Meanwhile, he added, the completed sections in the northern end of the country “have delivered 300 million barrels of oil already” from Hardesty, Alberta, to sites in Illinois and Nebraska.
The Oklahoma site will serve as a link to the northern and southern routes of the pipeline, using pump stations along the way to help move the oil.
In East Texas, pump houses will be located Winnsboro and Lufkin.
Meanwhile, crews have cleared sites along the pipeline's route, 80 percent of which follow existing routes, according to Prescott.
“Pipeline routing is much more complicated than drawing lines on the map, (however) most of the (new) lines parallel existing pipeline,” he said.
Forty-foot lengths of pipe that are 36 inches in diameter and purchased from a Lufkin pipe-yard are welded together two at a time to create 80-foot sections that will be linked on site.
What appears to be short segments of algebraic equations to the untrained eye is actually code that tells crew members a variety of information, such as the thickness of the pipe's walls (it varies from about ½- to ¾-inch), who welded pieces together, even how at a certain spot, how much pipe will have run from Cushing.
“It's like a roadmap for workers,” said construction manager Wayne Knox.
Pipes are pulled through a bending ma-chine to contour them to the lay of the land, with each pull shaping the piece by half a degree.
“We have engineers walking through here taking shots, marking on the pipe where it needs to be bent and by how many degrees,” explained Javier Garcia, the project's lowering-in crew foreman from Mission.
Welded sections are examined by an X-ray machine to ensure that there are no flaws in the work.
If one is detected, work comes to a halt while the welding pro-cess starts anew and that work is checked.
“If 100 percent of safety specs aren't met during a project, we'll put everything on hold,” Prescott said. “The standards are high, from a technical perspective.”
At a recent site visit, crew members prepared to lay an 1,800-foot section of the pipeline using “cradles” attached to construction side boom machines. These cradles looped around the bottom of the pipe, helping ease the piece into the growd.
“When most people see the pipe being lowered, they think it's pretty cool,” Prescott said, describing how it takes several booms for a job that employs gravity to do the actual lowering of the pipe, which is buried a minimum of four feet underground.
However, before this step can be executed, a crew member wielding a long stick-looking instrument with a coil attached to one end walks alongside the pipe, ahead of the machinery, monitoring the integrity of the fusion bond epoxy that coat the pipe.
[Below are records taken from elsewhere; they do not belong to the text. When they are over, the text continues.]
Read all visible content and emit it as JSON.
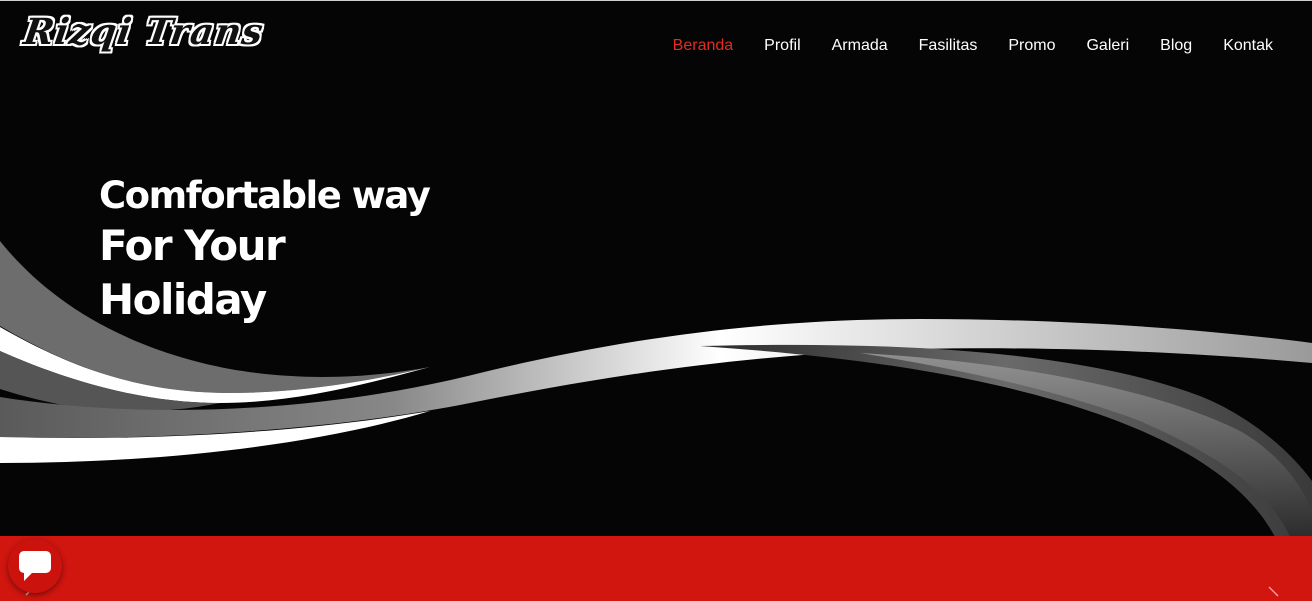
{
  "header": {
    "logo_text": "Rizqi Trans",
    "nav": [
      {
        "label": "Beranda",
        "active": true
      },
      {
        "label": "Profil"
      },
      {
        "label": "Armada"
      },
      {
        "label": "Fasilitas"
      },
      {
        "label": "Promo"
      },
      {
        "label": "Galeri"
      },
      {
        "label": "Blog"
      },
      {
        "label": "Kontak"
      }
    ]
  },
  "hero": {
    "line1": "Comfortable way",
    "line2": "For Your",
    "line3": "Holiday"
  },
  "colors": {
    "hero_bg": "#050505",
    "accent_red": "#d1150f",
    "nav_active": "#e52a20",
    "text": "#ffffff"
  },
  "icons": {
    "chat": "chat-bubble-icon",
    "prev": "chevron-left-icon",
    "next": "chevron-right-icon"
  }
}
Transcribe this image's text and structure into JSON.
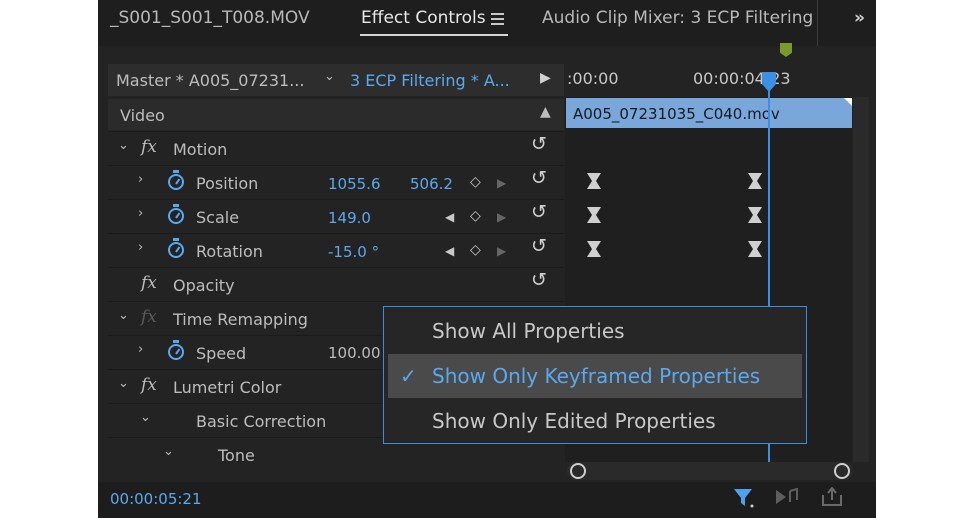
{
  "tabs": {
    "source_tab": "_S001_S001_T008.MOV",
    "effect_controls": "Effect Controls",
    "audio_clip_mixer": "Audio Clip Mixer: 3 ECP Filtering",
    "overflow": "»"
  },
  "header": {
    "master": "Master * A005_07231...",
    "sequence": "3 ECP Filtering * A..."
  },
  "timeline": {
    "time_start": ":00:00",
    "time_mid": "00:00:04:23",
    "clip_name": "A005_07231035_C040.mov"
  },
  "section": {
    "video_label": "Video"
  },
  "effects": {
    "motion": "Motion",
    "position": {
      "label": "Position",
      "x": "1055.6",
      "y": "506.2"
    },
    "scale": {
      "label": "Scale",
      "value": "149.0"
    },
    "rotation": {
      "label": "Rotation",
      "value": "-15.0 °"
    },
    "opacity": "Opacity",
    "time_remapping": "Time Remapping",
    "speed": {
      "label": "Speed",
      "value": "100.00"
    },
    "lumetri": "Lumetri Color",
    "basic_correction": "Basic Correction",
    "tone": "Tone"
  },
  "context_menu": {
    "items": [
      {
        "label": "Show All Properties",
        "selected": false
      },
      {
        "label": "Show Only Keyframed Properties",
        "selected": true
      },
      {
        "label": "Show Only Edited Properties",
        "selected": false
      }
    ]
  },
  "footer": {
    "timecode": "00:00:05:21"
  },
  "icons": {
    "fx": "fx",
    "reset": "reset-icon",
    "stopwatch": "stopwatch-icon",
    "filter": "filter-icon"
  },
  "colors": {
    "accent": "#5aa9ef",
    "clip": "#7aa7da",
    "playhead": "#3d8fe6"
  }
}
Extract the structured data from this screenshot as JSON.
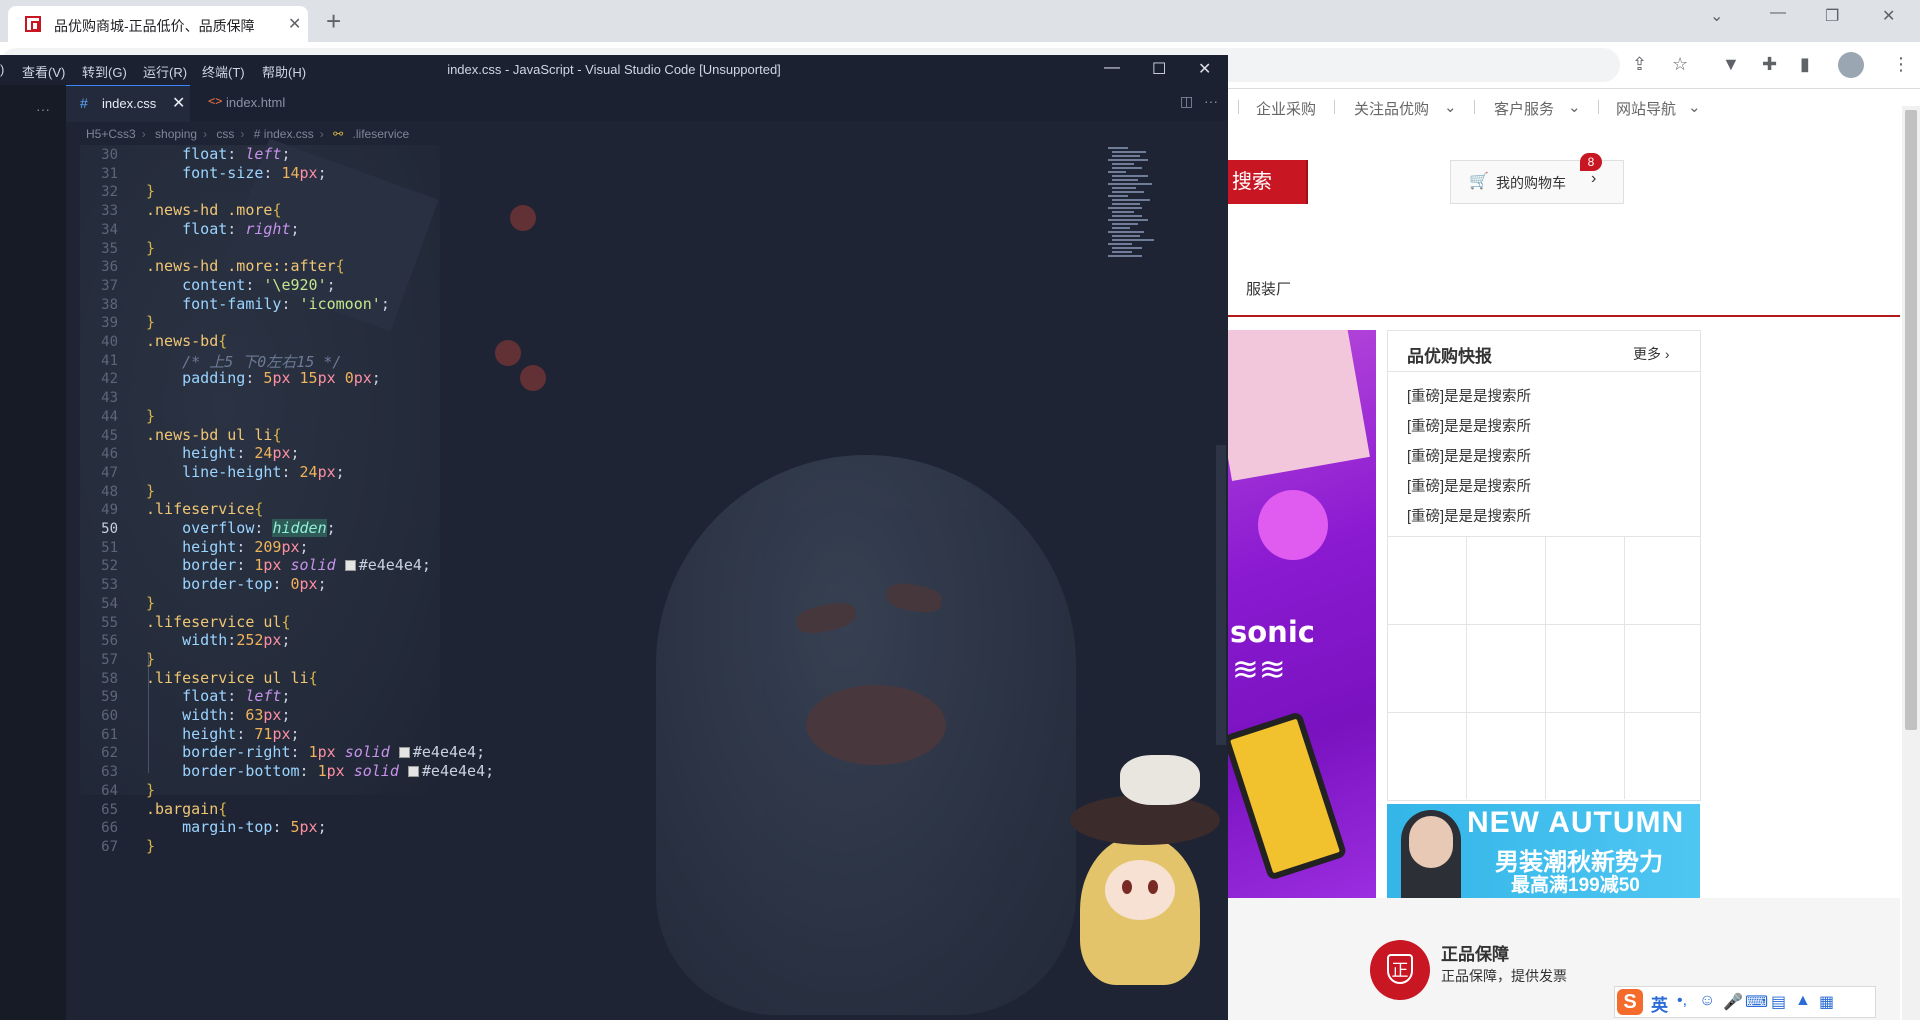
{
  "browser": {
    "tab_title": "品优购商城-正品低价、品质保障",
    "new_tab": "+",
    "close_tab": "✕"
  },
  "shortcut": {
    "items": [
      "企业采购",
      "关注品优购",
      "客户服务",
      "网站导航"
    ]
  },
  "search": {
    "button_label": "搜索"
  },
  "cart": {
    "label": "我的购物车",
    "count": "8"
  },
  "nav": {
    "link": "服装厂"
  },
  "banner": {
    "text": "sonic",
    "waves": "≋≋"
  },
  "news": {
    "title": "品优购快报",
    "more": "更多",
    "items": [
      "[重磅]是是是搜索所",
      "[重磅]是是是搜索所",
      "[重磅]是是是搜索所",
      "[重磅]是是是搜索所",
      "[重磅]是是是搜索所"
    ]
  },
  "autumn_ad": {
    "line1": "NEW AUTUMN",
    "line2": "男装潮秋新势力",
    "line3": "最高满199减50"
  },
  "guarantee": {
    "icon_char": "正",
    "title": "正品保障",
    "desc": "正品保障，提供发票"
  },
  "ime": {
    "logo": "S",
    "lang": "英"
  },
  "vscode": {
    "menu": [
      ")",
      "查看(V)",
      "转到(G)",
      "运行(R)",
      "终端(T)",
      "帮助(H)"
    ],
    "window_title": "index.css - JavaScript - Visual Studio Code [Unsupported]",
    "tabs": [
      {
        "name": "index.css",
        "icon": "#"
      },
      {
        "name": "index.html",
        "icon": "<>"
      }
    ],
    "breadcrumb": [
      "H5+Css3",
      "shoping",
      "css",
      "# index.css",
      ".lifeservice"
    ],
    "current_line": 50,
    "lines": [
      {
        "n": 30,
        "t": [
          [
            "    ",
            ""
          ],
          [
            "float",
            "prop"
          ],
          [
            ": ",
            ""
          ],
          [
            "left",
            "kw"
          ],
          [
            ";",
            ""
          ]
        ]
      },
      {
        "n": 31,
        "t": [
          [
            "    ",
            ""
          ],
          [
            "font-size",
            "prop"
          ],
          [
            ": ",
            ""
          ],
          [
            "14",
            "val"
          ],
          [
            "px",
            "unit"
          ],
          [
            ";",
            ""
          ]
        ]
      },
      {
        "n": 32,
        "t": [
          [
            "}",
            "br"
          ]
        ]
      },
      {
        "n": 33,
        "t": [
          [
            ".news-hd .more",
            "sel"
          ],
          [
            "{",
            "br"
          ]
        ]
      },
      {
        "n": 34,
        "t": [
          [
            "    ",
            ""
          ],
          [
            "float",
            "prop"
          ],
          [
            ": ",
            ""
          ],
          [
            "right",
            "kw"
          ],
          [
            ";",
            ""
          ]
        ]
      },
      {
        "n": 35,
        "t": [
          [
            "}",
            "br"
          ]
        ]
      },
      {
        "n": 36,
        "t": [
          [
            ".news-hd .more::after",
            "sel"
          ],
          [
            "{",
            "br"
          ]
        ]
      },
      {
        "n": 37,
        "t": [
          [
            "    ",
            ""
          ],
          [
            "content",
            "prop"
          ],
          [
            ": ",
            ""
          ],
          [
            "'\\e920'",
            "str"
          ],
          [
            ";",
            ""
          ]
        ]
      },
      {
        "n": 38,
        "t": [
          [
            "    ",
            ""
          ],
          [
            "font-family",
            "prop"
          ],
          [
            ": ",
            ""
          ],
          [
            "'icomoon'",
            "str"
          ],
          [
            ";",
            ""
          ]
        ]
      },
      {
        "n": 39,
        "t": [
          [
            "}",
            "br"
          ]
        ]
      },
      {
        "n": 40,
        "t": [
          [
            ".news-bd",
            "sel"
          ],
          [
            "{",
            "br"
          ]
        ]
      },
      {
        "n": 41,
        "t": [
          [
            "    ",
            ""
          ],
          [
            "/* 上5 下0左右15 */",
            "cm"
          ]
        ]
      },
      {
        "n": 42,
        "t": [
          [
            "    ",
            ""
          ],
          [
            "padding",
            "prop"
          ],
          [
            ": ",
            ""
          ],
          [
            "5",
            "val"
          ],
          [
            "px",
            "unit"
          ],
          [
            " ",
            ""
          ],
          [
            "15",
            "val"
          ],
          [
            "px",
            "unit"
          ],
          [
            " ",
            ""
          ],
          [
            "0",
            "val"
          ],
          [
            "px",
            "unit"
          ],
          [
            ";",
            ""
          ]
        ]
      },
      {
        "n": 43,
        "t": []
      },
      {
        "n": 44,
        "t": [
          [
            "}",
            "br"
          ]
        ]
      },
      {
        "n": 45,
        "t": [
          [
            ".news-bd ul li",
            "sel"
          ],
          [
            "{",
            "br"
          ]
        ]
      },
      {
        "n": 46,
        "t": [
          [
            "    ",
            ""
          ],
          [
            "height",
            "prop"
          ],
          [
            ": ",
            ""
          ],
          [
            "24",
            "val"
          ],
          [
            "px",
            "unit"
          ],
          [
            ";",
            ""
          ]
        ]
      },
      {
        "n": 47,
        "t": [
          [
            "    ",
            ""
          ],
          [
            "line-height",
            "prop"
          ],
          [
            ": ",
            ""
          ],
          [
            "24",
            "val"
          ],
          [
            "px",
            "unit"
          ],
          [
            ";",
            ""
          ]
        ]
      },
      {
        "n": 48,
        "t": [
          [
            "}",
            "br"
          ]
        ]
      },
      {
        "n": 49,
        "t": [
          [
            ".lifeservice",
            "sel"
          ],
          [
            "{",
            "br"
          ]
        ]
      },
      {
        "n": 50,
        "t": [
          [
            "    ",
            ""
          ],
          [
            "overflow",
            "prop"
          ],
          [
            ": ",
            ""
          ],
          [
            "hidden",
            "hl"
          ],
          [
            ";",
            ""
          ]
        ]
      },
      {
        "n": 51,
        "t": [
          [
            "    ",
            ""
          ],
          [
            "height",
            "prop"
          ],
          [
            ": ",
            ""
          ],
          [
            "209",
            "val"
          ],
          [
            "px",
            "unit"
          ],
          [
            ";",
            ""
          ]
        ]
      },
      {
        "n": 52,
        "t": [
          [
            "    ",
            ""
          ],
          [
            "border",
            "prop"
          ],
          [
            ": ",
            ""
          ],
          [
            "1",
            "val"
          ],
          [
            "px",
            "unit"
          ],
          [
            " ",
            ""
          ],
          [
            "solid",
            "kw"
          ],
          [
            " ",
            ""
          ],
          [
            "#e4e4e4",
            "swatch"
          ],
          [
            ";",
            ""
          ]
        ]
      },
      {
        "n": 53,
        "t": [
          [
            "    ",
            ""
          ],
          [
            "border-top",
            "prop"
          ],
          [
            ": ",
            ""
          ],
          [
            "0",
            "val"
          ],
          [
            "px",
            "unit"
          ],
          [
            ";",
            ""
          ]
        ]
      },
      {
        "n": 54,
        "t": [
          [
            "}",
            "br"
          ]
        ]
      },
      {
        "n": 55,
        "t": [
          [
            ".lifeservice ul",
            "sel"
          ],
          [
            "{",
            "br"
          ]
        ]
      },
      {
        "n": 56,
        "t": [
          [
            "    ",
            ""
          ],
          [
            "width",
            "prop"
          ],
          [
            ":",
            ""
          ],
          [
            "252",
            "val"
          ],
          [
            "px",
            "unit"
          ],
          [
            ";",
            ""
          ]
        ]
      },
      {
        "n": 57,
        "t": [
          [
            "}",
            "br"
          ]
        ]
      },
      {
        "n": 58,
        "t": [
          [
            ".lifeservice ul li",
            "sel"
          ],
          [
            "{",
            "br"
          ]
        ]
      },
      {
        "n": 59,
        "t": [
          [
            "    ",
            ""
          ],
          [
            "float",
            "prop"
          ],
          [
            ": ",
            ""
          ],
          [
            "left",
            "kw"
          ],
          [
            ";",
            ""
          ]
        ]
      },
      {
        "n": 60,
        "t": [
          [
            "    ",
            ""
          ],
          [
            "width",
            "prop"
          ],
          [
            ": ",
            ""
          ],
          [
            "63",
            "val"
          ],
          [
            "px",
            "unit"
          ],
          [
            ";",
            ""
          ]
        ]
      },
      {
        "n": 61,
        "t": [
          [
            "    ",
            ""
          ],
          [
            "height",
            "prop"
          ],
          [
            ": ",
            ""
          ],
          [
            "71",
            "val"
          ],
          [
            "px",
            "unit"
          ],
          [
            ";",
            ""
          ]
        ]
      },
      {
        "n": 62,
        "t": [
          [
            "    ",
            ""
          ],
          [
            "border-right",
            "prop"
          ],
          [
            ": ",
            ""
          ],
          [
            "1",
            "val"
          ],
          [
            "px",
            "unit"
          ],
          [
            " ",
            ""
          ],
          [
            "solid",
            "kw"
          ],
          [
            " ",
            ""
          ],
          [
            "#e4e4e4",
            "swatch"
          ],
          [
            ";",
            ""
          ]
        ]
      },
      {
        "n": 63,
        "t": [
          [
            "    ",
            ""
          ],
          [
            "border-bottom",
            "prop"
          ],
          [
            ": ",
            ""
          ],
          [
            "1",
            "val"
          ],
          [
            "px",
            "unit"
          ],
          [
            " ",
            ""
          ],
          [
            "solid",
            "kw"
          ],
          [
            " ",
            ""
          ],
          [
            "#e4e4e4",
            "swatch"
          ],
          [
            ";",
            ""
          ]
        ]
      },
      {
        "n": 64,
        "t": [
          [
            "}",
            "br"
          ]
        ]
      },
      {
        "n": 65,
        "t": [
          [
            ".bargain",
            "sel"
          ],
          [
            "{",
            "br"
          ]
        ]
      },
      {
        "n": 66,
        "t": [
          [
            "    ",
            ""
          ],
          [
            "margin-top",
            "prop"
          ],
          [
            ": ",
            ""
          ],
          [
            "5",
            "val"
          ],
          [
            "px",
            "unit"
          ],
          [
            ";",
            ""
          ]
        ]
      },
      {
        "n": 67,
        "t": [
          [
            "}",
            "br"
          ]
        ]
      }
    ]
  },
  "colors": {
    "brand_red": "#c81623",
    "editor_bg": "#1e2433",
    "border_gray": "#e4e4e4"
  }
}
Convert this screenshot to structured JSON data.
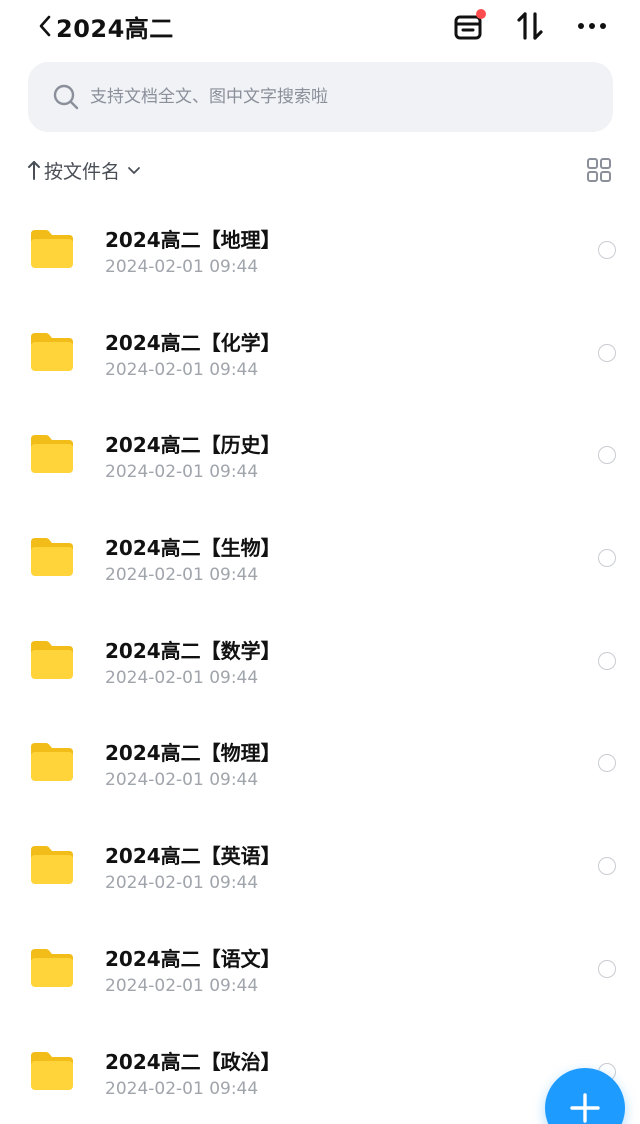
{
  "header": {
    "title": "2024高二",
    "icons": [
      "back-icon",
      "basket-icon",
      "sort-toggle-icon",
      "more-icon"
    ],
    "badge_color": "#ff4d4f"
  },
  "search": {
    "placeholder": "支持文档全文、图中文字搜索啦"
  },
  "sort": {
    "label": "按文件名"
  },
  "files": [
    {
      "name": "2024高二【地理】",
      "date": "2024-02-01 09:44"
    },
    {
      "name": "2024高二【化学】",
      "date": "2024-02-01 09:44"
    },
    {
      "name": "2024高二【历史】",
      "date": "2024-02-01 09:44"
    },
    {
      "name": "2024高二【生物】",
      "date": "2024-02-01 09:44"
    },
    {
      "name": "2024高二【数学】",
      "date": "2024-02-01 09:44"
    },
    {
      "name": "2024高二【物理】",
      "date": "2024-02-01 09:44"
    },
    {
      "name": "2024高二【英语】",
      "date": "2024-02-01 09:44"
    },
    {
      "name": "2024高二【语文】",
      "date": "2024-02-01 09:44"
    },
    {
      "name": "2024高二【政治】",
      "date": "2024-02-01 09:44"
    }
  ],
  "colors": {
    "accent": "#1e9bff",
    "folder": "#ffd43a",
    "search_bg": "#f0f2f6"
  }
}
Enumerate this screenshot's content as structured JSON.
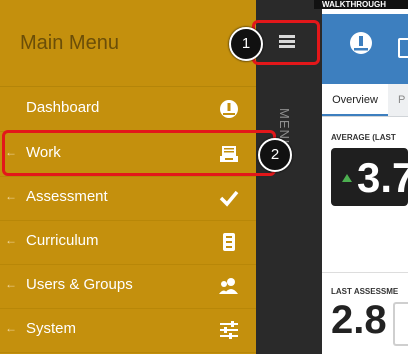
{
  "sidebar": {
    "title": "Main Menu",
    "items": [
      {
        "label": "Dashboard",
        "icon": "gauge-icon",
        "has_arrow": false
      },
      {
        "label": "Work",
        "icon": "tray-icon",
        "has_arrow": true
      },
      {
        "label": "Assessment",
        "icon": "check-icon",
        "has_arrow": true
      },
      {
        "label": "Curriculum",
        "icon": "binder-icon",
        "has_arrow": true
      },
      {
        "label": "Users & Groups",
        "icon": "users-icon",
        "has_arrow": true
      },
      {
        "label": "System",
        "icon": "sliders-icon",
        "has_arrow": true
      }
    ],
    "arrow_glyph": "←"
  },
  "strip": {
    "vertical_label": "MENU"
  },
  "header": {
    "walkthrough_label": "WALKTHROUGH"
  },
  "tabs": {
    "overview": "Overview",
    "partial_next": "P"
  },
  "average": {
    "label": "AVERAGE (LAST",
    "value": "3.7"
  },
  "last_assessment": {
    "label": "LAST ASSESSME",
    "value": "2.8"
  },
  "callouts": {
    "one": "1",
    "two": "2"
  },
  "colors": {
    "sidebar": "#c4900d",
    "strip": "#2a2a2a",
    "header_blue": "#3d7fbf",
    "callout_red": "#e3171a"
  }
}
Some 2,500 volts of energy is shot through the contraption, called a holiday detector, and detects anomalies in the seal. If one is found, work is halted while the spot is targeted, then covered with a bright blue patch of the expoxy, then dried with a hand-held heat machine.
When work on the Gulf Coast Project is completed, oil will be pushed the pipeline at a rate of approximately five miles an hour, Prescott said.
Until then, though, there are the occasional delays that make the job seem to take longer than the team prefers, like the weld that needed to be redone the morning visitors were at the site outside Starrville, in northern Smith County.
But, encouraged by a reporter, Garcia de-scribed some of the things they've seen at the different job sites he's been on, like finding livestock – deer, cows, even dogs – stranded in ditches meant for pipeline, unable to get out without human help.
The most memorable animal found? The bull that no one was eager to get too near.
“He was a big bull!” Garcia said.